Tasmyn Front, Executive Director, Challenger Learning Center – St. Louis, was elected to Challenger Center’s National Board of Directors in 2018. Tasmyn brings over 20 years of administration experience in informal science education to the board. At the Center, Tasmyn leads a team of dedicated educators to develop and facilitate award-winning programs.
How did you become involved with your Challenger Learning Center?
I was hired as the director of the Challenger Learning Center-St. Louis in December 2002 after moving to St. Louis from the Bay Area with my husband. Through my connections with the Saint Louis Science Center, I was made aware of the opportunity to apply for the position and was hired on to run the Center.
At your Center, what do you see from students when they take part in a Mission or one of your other STEM programs?
I see great joy and excitement when students accomplish their mission goal after overcoming initial uncertainty or confusion about how to perform their job. My office window looks out into the area where students launch rockets as part of a rocket design challenge workshop and it never gets old watching them cheer and run to see how far their rocket went. They gain confidence in learning they are capable of doing science and engineering activities and some gain an interest in STEM that they did not have before visiting a Challenger Learning Center.

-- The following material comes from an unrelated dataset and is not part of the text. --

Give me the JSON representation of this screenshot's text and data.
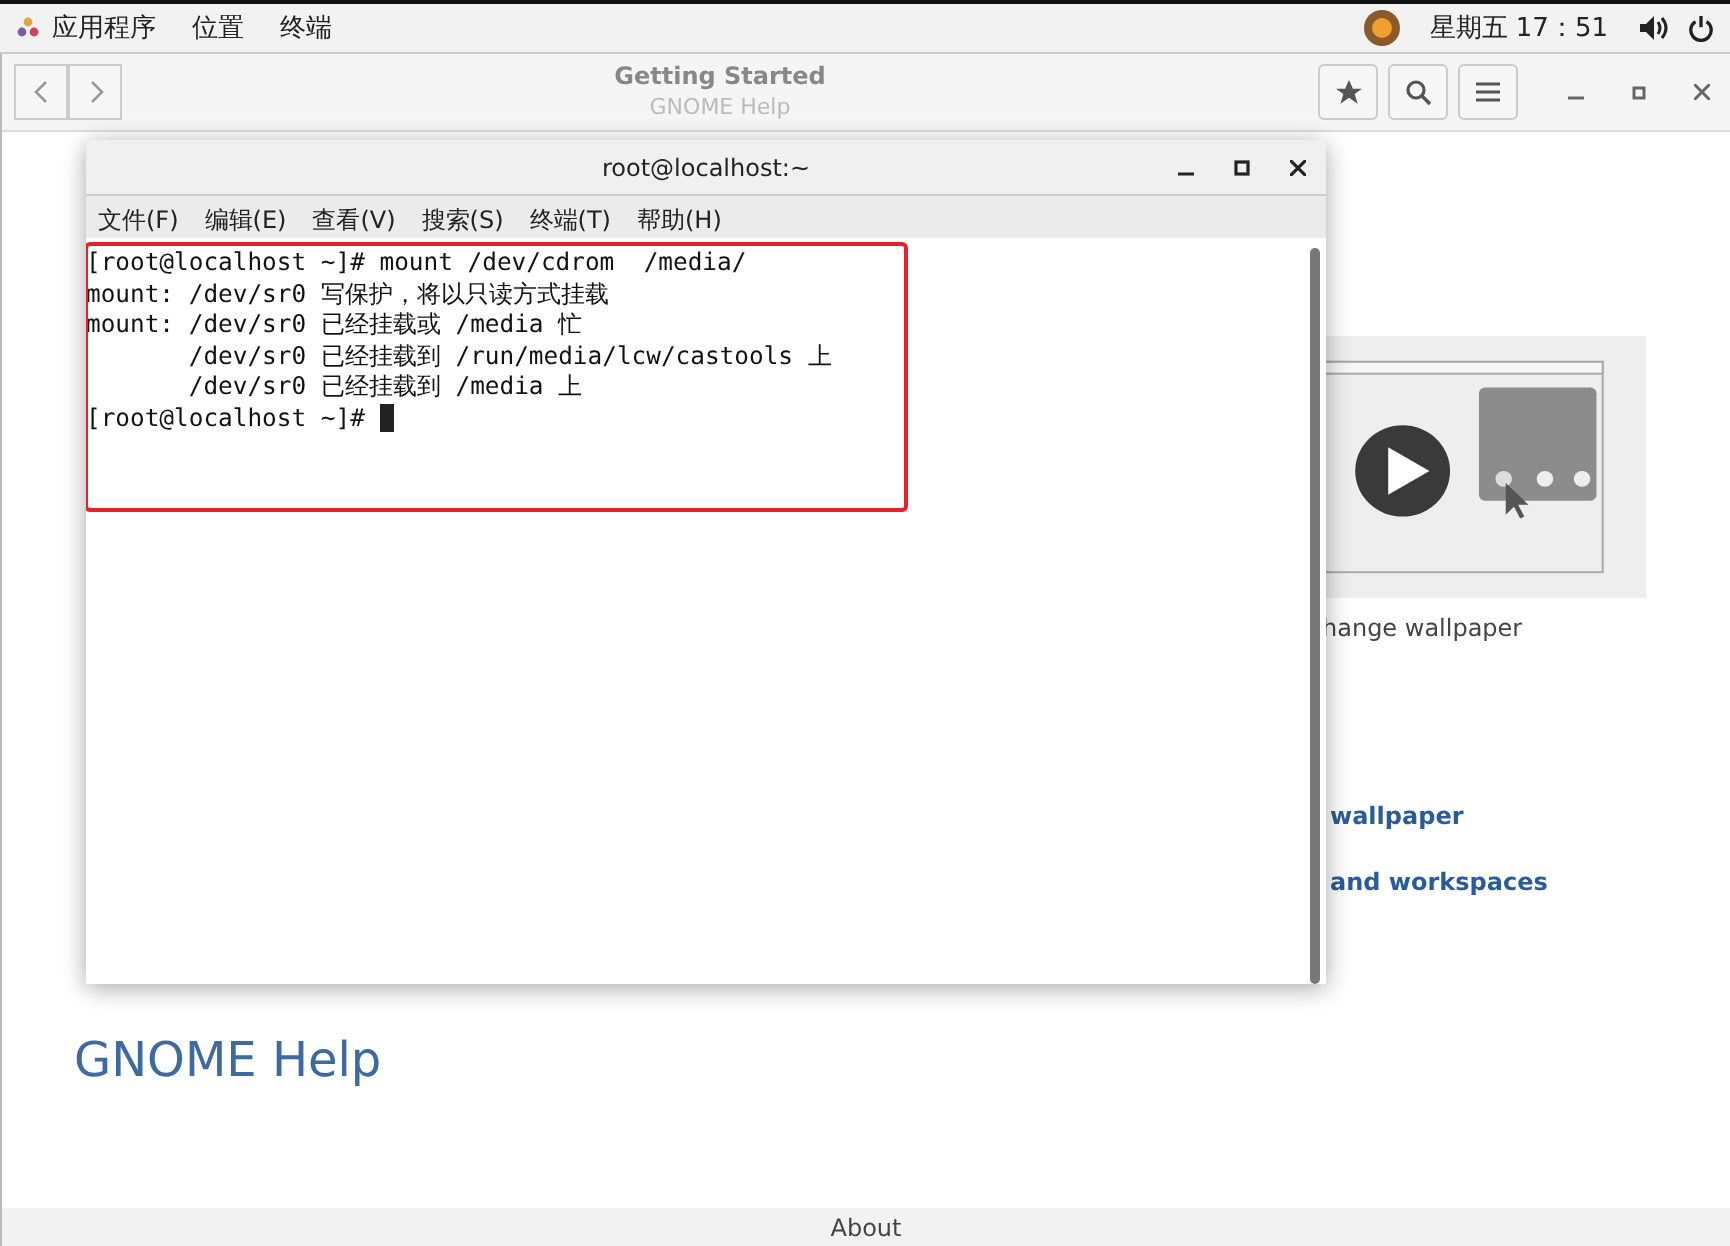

What do you believe differentiates Challenger Center from other STEM education organizations?
The immersive environment that puts students in roles similar to scientists, astronauts, and engineers allows students to see themselves being successful in those roles. The way the missions run, with students being in charge of their own learning, allows them to discover their interests and look for future opportunities to continue that learning.
Your Center has inspired thousands of students, what is your favorite student success story?
A few months ago, there was a student on the Probe team in Mission Control who was very hesitant to put on the headset and give directions to her counterpart in the Spacecraft. I tried to encourage her partner to let her have a turn at giving the instructions, and even with her partner’s attempt to have her take the lead, she was still not interested in taking part in that role. She followed along with what was going on but did not engage much otherwise. Towards the end of the first half of the mission, something clicked and she started to understand what was going on. By the time she was willing to give the instructions on how to assemble the probe, the spacecraft experienced a micro-meteoroid shower and had to return to Earth. During the start of the 2nd half when we went to the Spacecraft and she entered the clean room, her eyes lit up and she quickly reached for the headset and transformed into a different person than what I saw when she was in Mission Control.
Why did you want to be a part of the Challenger Center’s national board of Directors?
It is a great honor to be part of a board that includes so many highly respected and accomplished leaders who are committed to the mission of Challenger Center.
What do you hope to accomplish as a board member?
I hope I can effectively communicate the interests, needs, and views of the Challenger Learning Center Network and include those elements as the board develops strategies that will help us all grow and be successful.
In your opinion, why is STEM education important?
There is a growing number of yet-to-be-known STEM-based jobs, which is outpacing the number of people who are interested and capable of entering into those fields. In order to stay competitive on a global scale and to help our future generation be successful, we must find ways to engage and sustain young people’s interest and abilities in STEM.
Why should women pursue a career in STEM?
It is critical that not just women, but a diverse pool of people become engaged in STEM careers. The more diverse the STEM field is, the more creativity and innovation will be a part of solving challenges and advancing our collective efforts to make the world a better place.
In your opinion, what can we do as a society to inspire young girls into STEM?
By creating more role models, mentors, and programs that are specifically designed to engage girls in STEM (for example, our Challenger Learning Center in St. Louis is creating a summer camp session just for girls), I believe we can increase the number of young girls entering into those fields.
Why should people support Challenger Center?
People should support Challenger Center, so we can continue to develop relevant and engaging content that will inspire the future generation of innovators.